Detroit Lions v Cincinnati Bengals Photo by Clifton Boutelle/Getty Images

In a few days time, the Pro Football Hall of Fame will decide if the class of 2020 will feature 20 inductees in celebration of the NFL’s 100th year. The one-year policy would specifically allow many overlooked senior candidates to finally be graced with the sport’s highest honor.

As we all know by now, the Bengals may be the franchise with the most to gain from this. If any team should have multiple inductees, it’s them.

Doug Farrar of USAToday’s Touchdown Wire recently presented his 10 most deserving senior candidates for next year’s class, and Cincinnati’s two unheralded icons of the 70s, Ken Anderson and Ken Riley, cracked the middle of the list.

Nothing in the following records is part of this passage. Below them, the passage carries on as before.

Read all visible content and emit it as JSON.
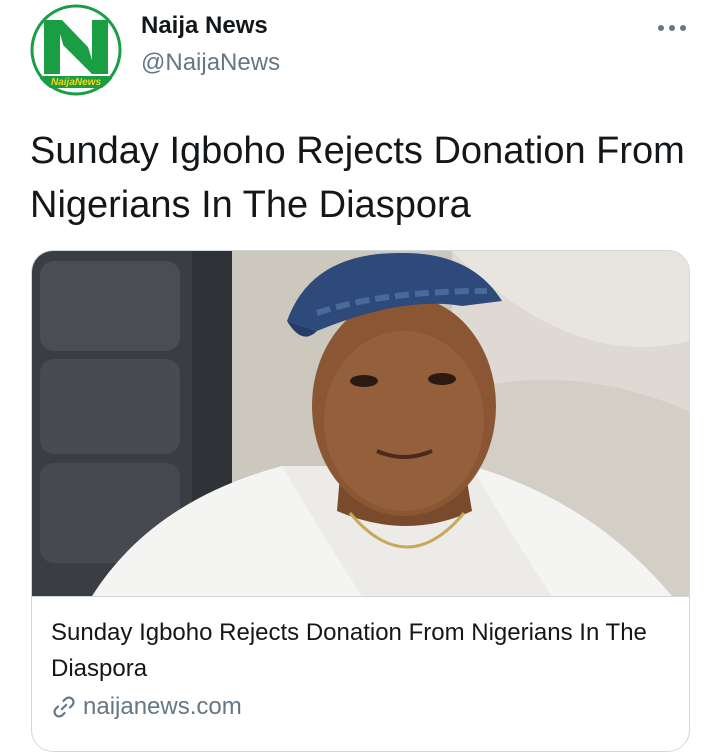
{
  "tweet": {
    "author": {
      "display_name": "Naija News",
      "handle": "@NaijaNews",
      "avatar_icon": "naija-news-logo",
      "avatar_logo_text": "NaijaNews",
      "brand_green": "#1a9e44"
    },
    "more_icon": "more-horizontal-icon",
    "text": "Sunday Igboho Rejects Donation From Nigerians In The Diaspora",
    "card": {
      "image_alt": "photo of a man in a blue cap and white agbada",
      "title": "Sunday Igboho Rejects Donation From Nigerians In The Diaspora",
      "domain": "naijanews.com",
      "domain_icon": "link-icon"
    }
  },
  "colors": {
    "text_primary": "#14171a",
    "text_secondary": "#657786",
    "border": "#cfd9de"
  }
}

QB Ken Anderson

Before Bill Walsh had Joe Montana and Steve Young as the perfect distillations of his offensive philosophies, he had Anderson. Walsh was the Bengals’ offensive coordinator from 1968 through 1975, and under Walsh, Anderson transformed from a third-round pick out of Augustana to a player who led the NFL in completion percentage three times, passing yards two times, yards per attempt twice and passer rating four times. He’s been overlooked for years for a number of reasons — he was unable to win a Super Bowl, and he was seen by some as a tool of Walsh and Paul Brown more than his own quarterback — but he was also one of the first modernly efficient quarterbacks, playing in an era where guys who played 15 to 20 seasons ended their careers with unworkable completion percentages and more interceptions than touchdowns.

Conventional wisdom would have you believe Anderson to be the more likely inductee over Riley, but The Rattler has just an equally compelling case in Farrar’s eyes.

CB Ken Riley

Paul Krause, Emlen Tunnell, Rod Woodson and Dick “Night Train” Lane are the four career leaders in interceptions, and all four men are in the Hall of Fame. Riley, tied for fifth all-time with Charles Woodson at 65 picks, is not. Woodson will certainly get in. Ty Law, who’s in the Class of 2019, had 59 career interceptions. Deion Sanders, also in the Hall of Fame and considered by some to be the greatest cover cornerback ever, had 53. Riley was targeted more often in his career than Sanders was, but it strains credulity that Riley isn’t discussed more often as one of the NFL’s best all-time cornerbacks, and a Hall of Fame candidate. Add in his three postseason picks and Riley’s omission becomes even more curious.

The respective waits that Anderson and Riley have endured aren’t uncommon, but for their statistical accomplishments in the era they played in, they probably shouldn’t have waited this long. If 12 extra candidates are voted in to one class, it’ll be difficult for voters to ignore both of them.

This seems like the best chance either of them have to reach the halls in Canton, Ohio. If 20 ends up being the number and neither one gets voted in, the nail might be in the coffin,